> [WHAT IS BEING ASKED]
The goal is an unaltered copy of the records below, minus any images.

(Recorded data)
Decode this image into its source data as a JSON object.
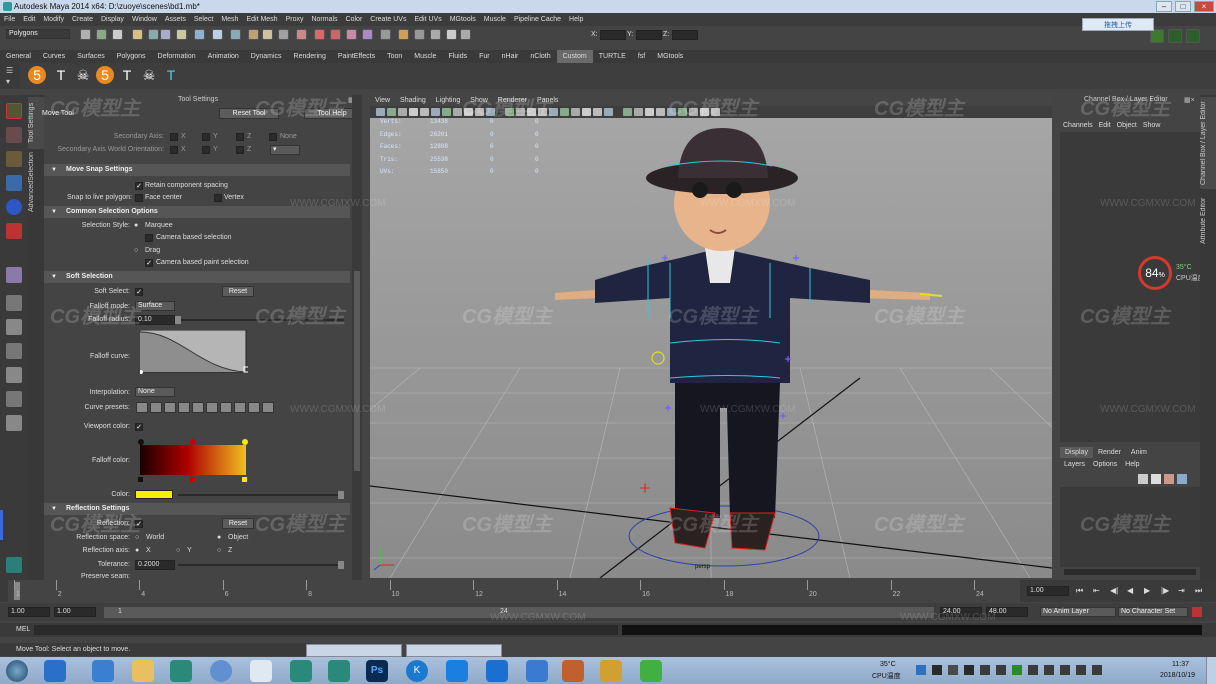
{
  "window": {
    "title": "Autodesk Maya 2014 x64: D:\\zuoye\\scenes\\bd1.mb*"
  },
  "menus": [
    "File",
    "Edit",
    "Modify",
    "Create",
    "Display",
    "Window",
    "Assets",
    "Select",
    "Mesh",
    "Edit Mesh",
    "Proxy",
    "Normals",
    "Color",
    "Create UVs",
    "Edit UVs",
    "MGtools",
    "Muscle",
    "Pipeline Cache",
    "Help"
  ],
  "toolbar": {
    "mode": "Polygons",
    "x_label": "X:",
    "y_label": "Y:",
    "z_label": "Z:"
  },
  "cloud_button": "拖拽上传",
  "shelf_tabs": [
    "General",
    "Curves",
    "Surfaces",
    "Polygons",
    "Deformation",
    "Animation",
    "Dynamics",
    "Rendering",
    "PaintEffects",
    "Toon",
    "Muscle",
    "Fluids",
    "Fur",
    "nHair",
    "nCloth",
    "Custom",
    "TURTLE",
    "fsf",
    "MGtools"
  ],
  "shelf_selected": "Custom",
  "shelf_icons": [
    {
      "glyph": "5",
      "name": "script5-icon"
    },
    {
      "glyph": "T",
      "name": "tpose-icon"
    },
    {
      "glyph": "☠",
      "name": "skull-icon"
    },
    {
      "glyph": "5",
      "name": "script5b-icon"
    },
    {
      "glyph": "T",
      "name": "tpose2-icon"
    },
    {
      "glyph": "☠",
      "name": "skull2-icon"
    },
    {
      "glyph": "T",
      "name": "tpose3-icon"
    }
  ],
  "side_tabs": [
    "Tool Settings",
    "AdvancedSelection"
  ],
  "tool_settings": {
    "panel_title": "Tool Settings",
    "tool_name": "Move Tool",
    "reset_tool": "Reset Tool",
    "tool_help": "Tool Help",
    "secondary_axis": "Secondary Axis:",
    "secondary_axis_world": "Secondary Axis World Orientation:",
    "axes": [
      "X",
      "Y",
      "Z"
    ],
    "none_label": "None",
    "move_snap": {
      "header": "Move Snap Settings",
      "retain": "Retain component spacing",
      "snap_label": "Snap to live polygon:",
      "face_center": "Face center",
      "vertex": "Vertex"
    },
    "common_selection": {
      "header": "Common Selection Options",
      "style_label": "Selection Style:",
      "marquee": "Marquee",
      "camera_based": "Camera based selection",
      "drag": "Drag",
      "camera_paint": "Camera based paint selection"
    },
    "soft_selection": {
      "header": "Soft Selection",
      "soft_select": "Soft Select:",
      "reset": "Reset",
      "falloff_mode": "Falloff mode:",
      "falloff_mode_value": "Surface",
      "falloff_radius": "Falloff radius:",
      "falloff_radius_value": "0.10",
      "falloff_curve": "Falloff curve:",
      "interpolation": "Interpolation:",
      "interpolation_value": "None",
      "curve_presets": "Curve presets:",
      "viewport_color": "Viewport color:",
      "falloff_color": "Falloff color:",
      "color": "Color:",
      "color_value": "#f6f000"
    },
    "reflection": {
      "header": "Reflection Settings",
      "reflection": "Reflection:",
      "reset": "Reset",
      "space_label": "Reflection space:",
      "world": "World",
      "object": "Object",
      "axis_label": "Reflection axis:",
      "x": "X",
      "y": "Y",
      "z": "Z",
      "tolerance_label": "Tolerance:",
      "tolerance_value": "0.2000",
      "preserve": "Preserve seam:"
    }
  },
  "viewport": {
    "menu": [
      "View",
      "Shading",
      "Lighting",
      "Show",
      "Renderer",
      "Panels"
    ],
    "hud": [
      {
        "label": "Verts:",
        "a": "13438",
        "b": "0",
        "c": "0"
      },
      {
        "label": "Edges:",
        "a": "26201",
        "b": "0",
        "c": "0"
      },
      {
        "label": "Faces:",
        "a": "12808",
        "b": "0",
        "c": "0"
      },
      {
        "label": "Tris:",
        "a": "25538",
        "b": "0",
        "c": "0"
      },
      {
        "label": "UVs:",
        "a": "15850",
        "b": "0",
        "c": "0"
      }
    ],
    "camera": "persp"
  },
  "channel_box": {
    "title": "Channel Box / Layer Editor",
    "menu": [
      "Channels",
      "Edit",
      "Object",
      "Show"
    ],
    "layer_tabs": [
      "Display",
      "Render",
      "Anim"
    ],
    "layer_menu": [
      "Layers",
      "Options",
      "Help"
    ],
    "cpu_percent": "84",
    "cpu_unit": "%",
    "cpu_temp": "35°C",
    "cpu_label": "CPU温度",
    "side_tabs": [
      "Channel Box / Layer Editor",
      "Attribute Editor"
    ]
  },
  "timeline": {
    "ticks": [
      "1",
      "2",
      "4",
      "6",
      "8",
      "10",
      "12",
      "14",
      "16",
      "18",
      "20",
      "22",
      "24"
    ],
    "current_frame": "1.00"
  },
  "range": {
    "start": "1.00",
    "inner_start": "1.00",
    "slider_start": "1",
    "slider_end": "24",
    "inner_end": "24.00",
    "end": "48.00",
    "anim_layer": "No Anim Layer",
    "character_set": "No Character Set"
  },
  "mel": {
    "label": "MEL"
  },
  "help_line": "Move Tool: Select an object to move.",
  "taskbar": {
    "temp": "35°C",
    "cpu_label": "CPU温度",
    "time": "11:37",
    "date": "2018/10/19",
    "ps_label": "Ps",
    "k_label": "K"
  },
  "watermarks": {
    "logo": "CG模型主",
    "url": "WWW.CGMXW.COM"
  }
}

> [ANSWER FOR THE TASK]
Decode this image into its source data as a JSON object.
{
  "window": {
    "title": "Autodesk Maya 2014 x64: D:\\zuoye\\scenes\\bd1.mb*"
  },
  "menus": [
    "File",
    "Edit",
    "Modify",
    "Create",
    "Display",
    "Window",
    "Assets",
    "Select",
    "Mesh",
    "Edit Mesh",
    "Proxy",
    "Normals",
    "Color",
    "Create UVs",
    "Edit UVs",
    "MGtools",
    "Muscle",
    "Pipeline Cache",
    "Help"
  ],
  "toolbar": {
    "mode": "Polygons",
    "x_label": "X:",
    "y_label": "Y:",
    "z_label": "Z:"
  },
  "cloud_button": "拖拽上传",
  "shelf_tabs": [
    "General",
    "Curves",
    "Surfaces",
    "Polygons",
    "Deformation",
    "Animation",
    "Dynamics",
    "Rendering",
    "PaintEffects",
    "Toon",
    "Muscle",
    "Fluids",
    "Fur",
    "nHair",
    "nCloth",
    "Custom",
    "TURTLE",
    "fsf",
    "MGtools"
  ],
  "shelf_selected": "Custom",
  "shelf_icons": [
    {
      "glyph": "5",
      "name": "script5-icon"
    },
    {
      "glyph": "T",
      "name": "tpose-icon"
    },
    {
      "glyph": "☠",
      "name": "skull-icon"
    },
    {
      "glyph": "5",
      "name": "script5b-icon"
    },
    {
      "glyph": "T",
      "name": "tpose2-icon"
    },
    {
      "glyph": "☠",
      "name": "skull2-icon"
    },
    {
      "glyph": "T",
      "name": "tpose3-icon"
    }
  ],
  "side_tabs": [
    "Tool Settings",
    "AdvancedSelection"
  ],
  "tool_settings": {
    "panel_title": "Tool Settings",
    "tool_name": "Move Tool",
    "reset_tool": "Reset Tool",
    "tool_help": "Tool Help",
    "secondary_axis": "Secondary Axis:",
    "secondary_axis_world": "Secondary Axis World Orientation:",
    "axes": [
      "X",
      "Y",
      "Z"
    ],
    "none_label": "None",
    "move_snap": {
      "header": "Move Snap Settings",
      "retain": "Retain component spacing",
      "snap_label": "Snap to live polygon:",
      "face_center": "Face center",
      "vertex": "Vertex"
    },
    "common_selection": {
      "header": "Common Selection Options",
      "style_label": "Selection Style:",
      "marquee": "Marquee",
      "camera_based": "Camera based selection",
      "drag": "Drag",
      "camera_paint": "Camera based paint selection"
    },
    "soft_selection": {
      "header": "Soft Selection",
      "soft_select": "Soft Select:",
      "reset": "Reset",
      "falloff_mode": "Falloff mode:",
      "falloff_mode_value": "Surface",
      "falloff_radius": "Falloff radius:",
      "falloff_radius_value": "0.10",
      "falloff_curve": "Falloff curve:",
      "interpolation": "Interpolation:",
      "interpolation_value": "None",
      "curve_presets": "Curve presets:",
      "viewport_color": "Viewport color:",
      "falloff_color": "Falloff color:",
      "color": "Color:",
      "color_value": "#f6f000"
    },
    "reflection": {
      "header": "Reflection Settings",
      "reflection": "Reflection:",
      "reset": "Reset",
      "space_label": "Reflection space:",
      "world": "World",
      "object": "Object",
      "axis_label": "Reflection axis:",
      "x": "X",
      "y": "Y",
      "z": "Z",
      "tolerance_label": "Tolerance:",
      "tolerance_value": "0.2000",
      "preserve": "Preserve seam:"
    }
  },
  "viewport": {
    "menu": [
      "View",
      "Shading",
      "Lighting",
      "Show",
      "Renderer",
      "Panels"
    ],
    "hud": [
      {
        "label": "Verts:",
        "a": "13438",
        "b": "0",
        "c": "0"
      },
      {
        "label": "Edges:",
        "a": "26201",
        "b": "0",
        "c": "0"
      },
      {
        "label": "Faces:",
        "a": "12808",
        "b": "0",
        "c": "0"
      },
      {
        "label": "Tris:",
        "a": "25538",
        "b": "0",
        "c": "0"
      },
      {
        "label": "UVs:",
        "a": "15850",
        "b": "0",
        "c": "0"
      }
    ],
    "camera": "persp"
  },
  "channel_box": {
    "title": "Channel Box / Layer Editor",
    "menu": [
      "Channels",
      "Edit",
      "Object",
      "Show"
    ],
    "layer_tabs": [
      "Display",
      "Render",
      "Anim"
    ],
    "layer_menu": [
      "Layers",
      "Options",
      "Help"
    ],
    "cpu_percent": "84",
    "cpu_unit": "%",
    "cpu_temp": "35°C",
    "cpu_label": "CPU温度",
    "side_tabs": [
      "Channel Box / Layer Editor",
      "Attribute Editor"
    ]
  },
  "timeline": {
    "ticks": [
      "1",
      "2",
      "4",
      "6",
      "8",
      "10",
      "12",
      "14",
      "16",
      "18",
      "20",
      "22",
      "24"
    ],
    "current_frame": "1.00"
  },
  "range": {
    "start": "1.00",
    "inner_start": "1.00",
    "slider_start": "1",
    "slider_end": "24",
    "inner_end": "24.00",
    "end": "48.00",
    "anim_layer": "No Anim Layer",
    "character_set": "No Character Set"
  },
  "mel": {
    "label": "MEL"
  },
  "help_line": "Move Tool: Select an object to move.",
  "taskbar": {
    "temp": "35°C",
    "cpu_label": "CPU温度",
    "time": "11:37",
    "date": "2018/10/19",
    "ps_label": "Ps",
    "k_label": "K"
  },
  "watermarks": {
    "logo": "CG模型主",
    "url": "WWW.CGMXW.COM"
  }
}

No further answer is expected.